The first thing to consider is how you co-own the property with the other party / parties. In Australia, this can be one of two ways:

  • Joint tenants – when two or more people have an equal share in the property, which does pass on to the other co-owners upon death (known as the right of survivorship)
  • Tenants in common – when two or more people co-own a property in defined shares (which can be unequal), which don’t pass on to the other co-owners upon death

Joint tenancy is a common way for married couples or people in a de facto relationship to own property, thanks to the right of survivorship. However, when you buy with friends or family, you will usually be advised to purchase as tenants in common.

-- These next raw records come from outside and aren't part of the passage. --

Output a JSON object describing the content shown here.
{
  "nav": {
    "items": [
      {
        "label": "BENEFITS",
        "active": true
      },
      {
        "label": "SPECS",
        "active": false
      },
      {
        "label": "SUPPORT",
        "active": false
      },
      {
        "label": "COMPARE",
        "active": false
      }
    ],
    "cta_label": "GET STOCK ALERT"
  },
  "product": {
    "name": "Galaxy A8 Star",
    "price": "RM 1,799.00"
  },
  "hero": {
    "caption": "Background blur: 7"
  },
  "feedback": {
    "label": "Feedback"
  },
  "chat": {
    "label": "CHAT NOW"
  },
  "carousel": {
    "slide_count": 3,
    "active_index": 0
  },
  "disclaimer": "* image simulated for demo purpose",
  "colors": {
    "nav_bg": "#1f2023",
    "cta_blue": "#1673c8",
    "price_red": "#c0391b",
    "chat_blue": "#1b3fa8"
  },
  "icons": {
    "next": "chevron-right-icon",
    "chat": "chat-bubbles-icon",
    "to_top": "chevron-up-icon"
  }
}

As a tenant in common, you have the right to sell your share in the property to a third party without the consent of the other owners. However, that doesn’t help you if the buyer wants to buy the whole property or you want to list the home on the market. What then?

The law doesn’t want to trap you

 In Victoria, disputes between co-owners of property, including land or goods, are heard by the Victorian Civil & Administrative Tribunal (VCAT).

Under the Property Law Act 1958, VCAT can make orders for:

  • Co-owned property to be sold
  • How to sell the property in question (e.g. choosing between private sale and auction and which agent or conveyancer to use)
  • How to distribute the proceeds of a sale
  • Compensation or reimbursement for monies a co-owner has put into the property

The good news is that VCAT doesn’t believe in trapping co-owners together when one party wants to get out. So you might be able to force a sale by applying to VCAT.

However, there are some situations when VCAT can refuse your application. This is generally when an order would be inconsistent with a prior agreement you’ve made with the other co-owners. For example:

  • Promising not to sell unless all co-owners agree
  • Promising the co-owner they could live in the property for life

VCAT also won’t hear property disputes between married couples or those in a de facto relationship. That’s a family law matter, rather than property law.

A legal agreement today can prevent disputes tomorrow

While your relationship might be solid, at some point it’s likely you won’t see eye-to-eye. A legally binding co-ownership agreement can stop these differences of opinion from escalating into a dispute.

The agreement sets out your rights and responsibilities as co-owners and details what happens should one of you be unable to make your loan repayments or wants to sell.

Freya Southwell is a property lawyer at Sutton Laurence King Lawyers.

Get your ownership agreement in writing by working with the conveyancers at Sutton Laurence King. Call us on 03 9070 9810 or email to get started.